This magnificent view is difficult to summarize with a few words: The Alhambra is a palace, castle, summer retreat and closed city, all in a charming place.
It was built during the years 1200 and 1300 for the Nasridas, who ruled the emirate of Grenade in the final centuries of Muslim control in Andalusia.
After the Reconquista, it became also the royal Court of the Catholic monarchs, Isabella I and Ferdinand II. Book in advance and spend a captivating day on royal chambers, serene courtyards and Moorish and Renaissance palaces.
The sumptuous grounds of the Alhambra are so great that you may even need another day to see them.
These lush and majestic gardens are especially perfumed in the spring and have colourful flowerbeds, well trimmed hedges and topários, pools and geometric fountains and all sorts of surprising architectural flourishes.
The unforgettable part is the Generalife Palace, which sits at the top of the hill where the Emirs pass the summers in the shade.
The fountains here would cool the air as their waters evaporated in the paving stones of the courtyard.
Head north up the hill from Plaza Nueva to reach the Arab quarter of Grenade, which is also part of the UNESCO site of Grenade.
After the reconquest, it is where the Moorish population who wanted to remain in Grenade was established and it is impossible to ignore the influence on the architecture of this captivating part of the city.
Eventually, the Muslims were expelled and their mosques became churches.
As befits a Medina, the urban plan is a tangle of narrow alleos with tall houses painted in white.
The hand-painted Moorish tiles that decorate the walls here are very beautiful and deserve a closer look.
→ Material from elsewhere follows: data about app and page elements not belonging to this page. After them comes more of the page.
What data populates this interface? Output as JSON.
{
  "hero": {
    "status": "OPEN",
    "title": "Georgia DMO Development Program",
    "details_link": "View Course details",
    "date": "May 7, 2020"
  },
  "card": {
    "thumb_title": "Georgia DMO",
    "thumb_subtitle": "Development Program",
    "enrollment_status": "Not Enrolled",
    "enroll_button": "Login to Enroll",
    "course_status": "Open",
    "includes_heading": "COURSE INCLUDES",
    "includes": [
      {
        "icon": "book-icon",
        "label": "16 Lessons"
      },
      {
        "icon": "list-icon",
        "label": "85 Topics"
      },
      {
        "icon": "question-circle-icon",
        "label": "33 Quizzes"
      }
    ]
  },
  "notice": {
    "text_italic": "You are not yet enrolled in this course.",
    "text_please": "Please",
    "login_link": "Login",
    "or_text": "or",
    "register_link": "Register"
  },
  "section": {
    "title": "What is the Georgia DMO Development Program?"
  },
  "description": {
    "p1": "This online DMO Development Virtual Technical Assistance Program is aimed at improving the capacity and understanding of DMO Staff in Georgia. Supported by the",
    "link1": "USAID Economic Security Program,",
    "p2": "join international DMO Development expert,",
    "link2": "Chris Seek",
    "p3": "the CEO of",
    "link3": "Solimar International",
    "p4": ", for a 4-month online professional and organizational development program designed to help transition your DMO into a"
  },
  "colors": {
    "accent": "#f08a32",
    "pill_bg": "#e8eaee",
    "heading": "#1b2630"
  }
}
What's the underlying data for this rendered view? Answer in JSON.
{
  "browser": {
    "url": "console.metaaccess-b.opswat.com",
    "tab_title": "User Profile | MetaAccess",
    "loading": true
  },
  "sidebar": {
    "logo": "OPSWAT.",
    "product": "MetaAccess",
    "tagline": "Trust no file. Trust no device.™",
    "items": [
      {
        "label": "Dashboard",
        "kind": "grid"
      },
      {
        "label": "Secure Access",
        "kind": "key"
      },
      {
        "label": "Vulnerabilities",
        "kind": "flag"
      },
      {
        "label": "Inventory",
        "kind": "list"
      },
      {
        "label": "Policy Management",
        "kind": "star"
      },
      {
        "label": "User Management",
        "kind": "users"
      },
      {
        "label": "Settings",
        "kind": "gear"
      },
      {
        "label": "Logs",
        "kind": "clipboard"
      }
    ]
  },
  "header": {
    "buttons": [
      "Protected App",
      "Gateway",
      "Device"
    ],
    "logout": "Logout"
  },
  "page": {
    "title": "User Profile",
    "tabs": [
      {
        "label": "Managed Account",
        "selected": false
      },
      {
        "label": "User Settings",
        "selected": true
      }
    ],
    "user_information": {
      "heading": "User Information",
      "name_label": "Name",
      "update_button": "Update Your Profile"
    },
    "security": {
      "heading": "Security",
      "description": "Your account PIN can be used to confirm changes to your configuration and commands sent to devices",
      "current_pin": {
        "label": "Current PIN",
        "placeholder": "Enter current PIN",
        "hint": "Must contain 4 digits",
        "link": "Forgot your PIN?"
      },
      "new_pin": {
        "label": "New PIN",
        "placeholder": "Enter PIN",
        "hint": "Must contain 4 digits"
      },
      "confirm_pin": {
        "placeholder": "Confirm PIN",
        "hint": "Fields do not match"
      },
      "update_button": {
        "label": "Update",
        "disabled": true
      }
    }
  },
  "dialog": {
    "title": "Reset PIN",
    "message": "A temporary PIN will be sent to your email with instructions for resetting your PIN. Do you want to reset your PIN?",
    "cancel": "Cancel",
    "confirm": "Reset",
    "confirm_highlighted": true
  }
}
Built at the top of the Grenade mosque in the early 16th century, this magnificent building is the second largest cathedral in Spain.
It was erected during a fashion transition, so the foundations are Gothic, even if the main and interior structure are of rebirth.
The person in charge of trying to find some harmony between the styles was Diego de Siloé and his efforts gave him a lot of contemporary acrenation.
Next to the cathedral is the resting place of two of Spain’s most important rulers.
The Catholic monarchs, Islabella I and Ferdinand II are buried here and completed the Christian reconquest of Spain of the Moors in the late 1400 years.
Its beautiful tomb is made of alabaster and was designed by the Italian sculptor Domenico Fancelli.
The tombs of his successors, Joan of Castile and Philip I, are also in the Royal Chapel, as well as the grandson of the Catholic Kings, Miguel da Paz, the Prince of Portugal who died in childhood.
On Islamic days, this was the site of the Grand Bazaar of Grenade, where traders sold their silts and spices along several intertwined streets.
Nowadays what’s left is a single passage full of souvenir shops, some of which are more interested than others.
If you are looking for a gift that really represents Grenade and Andalusia, try the Fajalauza pottery, Moorish-style ceramics, hand painted with motifs of blue or green plants.
Equally authentic is the taracea: inlaid furniture and other decorative wooden items, with beautifully intricate patterns.
East of Albayzín and opposite the Alhambra is another of the traditional neighborhoods of Grenade.
After the city was resumed by the Catholic monarchs, Sacromonte became the home of the city’s gypsy community.
The neighborhood lies on the steep slopes of Valparaiso, between Pines and Cactus, and sometime in the 16th century the settlers began to pluck their houses from the rocky wall.
By going through these residences, you will notice how two houses are not equal, since their dimensions are determined entirely by the difficult terrain.